━━ THE DATA ━━
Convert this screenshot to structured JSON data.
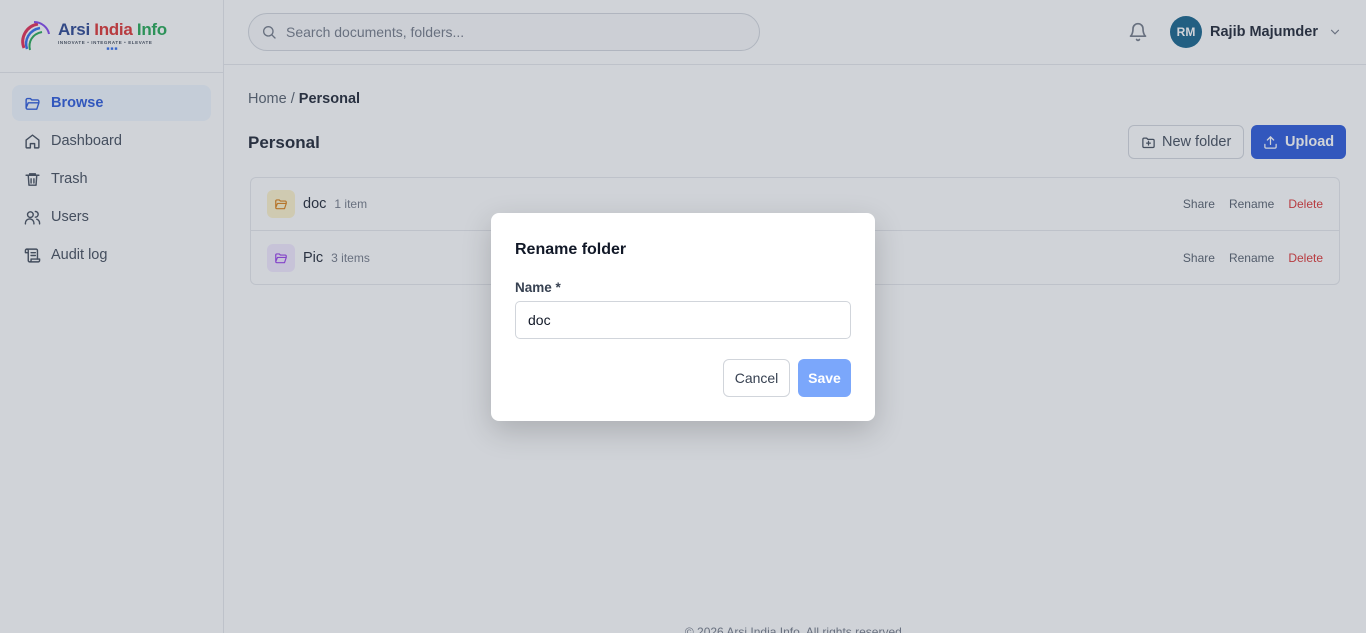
{
  "brand": {
    "name_part1": "Arsi",
    "name_part2": " India",
    "name_part3": " Info",
    "tagline": "INNOVATE • INTEGRATE • ELEVATE",
    "dots": "■■■"
  },
  "sidebar": {
    "items": [
      {
        "label": "Browse",
        "icon": "folder-open-icon",
        "active": true
      },
      {
        "label": "Dashboard",
        "icon": "home-icon",
        "active": false
      },
      {
        "label": "Trash",
        "icon": "trash-icon",
        "active": false
      },
      {
        "label": "Users",
        "icon": "users-icon",
        "active": false
      },
      {
        "label": "Audit log",
        "icon": "scroll-icon",
        "active": false
      }
    ]
  },
  "header": {
    "search_placeholder": "Search documents, folders...",
    "user_initials": "RM",
    "user_name": "Rajib Majumder"
  },
  "main": {
    "breadcrumb": {
      "home": "Home",
      "separator": " / ",
      "current": "Personal"
    },
    "title": "Personal",
    "new_folder_label": "New folder",
    "upload_label": "Upload",
    "folders": [
      {
        "name": "doc",
        "count": "1 item",
        "color": "#f59e0b"
      },
      {
        "name": "Pic",
        "count": "3 items",
        "color": "#a855f7"
      }
    ],
    "row_actions": {
      "share": "Share",
      "rename": "Rename",
      "delete": "Delete"
    }
  },
  "footer": {
    "text": "© 2026 Arsi India Info. All rights reserved."
  },
  "modal": {
    "title": "Rename folder",
    "name_label": "Name *",
    "name_value": "doc",
    "cancel_label": "Cancel",
    "save_label": "Save"
  },
  "colors": {
    "accent": "#1d4ed8",
    "avatar": "#075985",
    "danger": "#dc2626",
    "save_disabled": "#7ba7fb"
  }
}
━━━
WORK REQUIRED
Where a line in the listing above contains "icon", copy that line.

OUTPUT
        "icon": "folder-open-icon",
        "icon": "home-icon",
        "icon": "trash-icon",
        "icon": "users-icon",
        "icon": "scroll-icon",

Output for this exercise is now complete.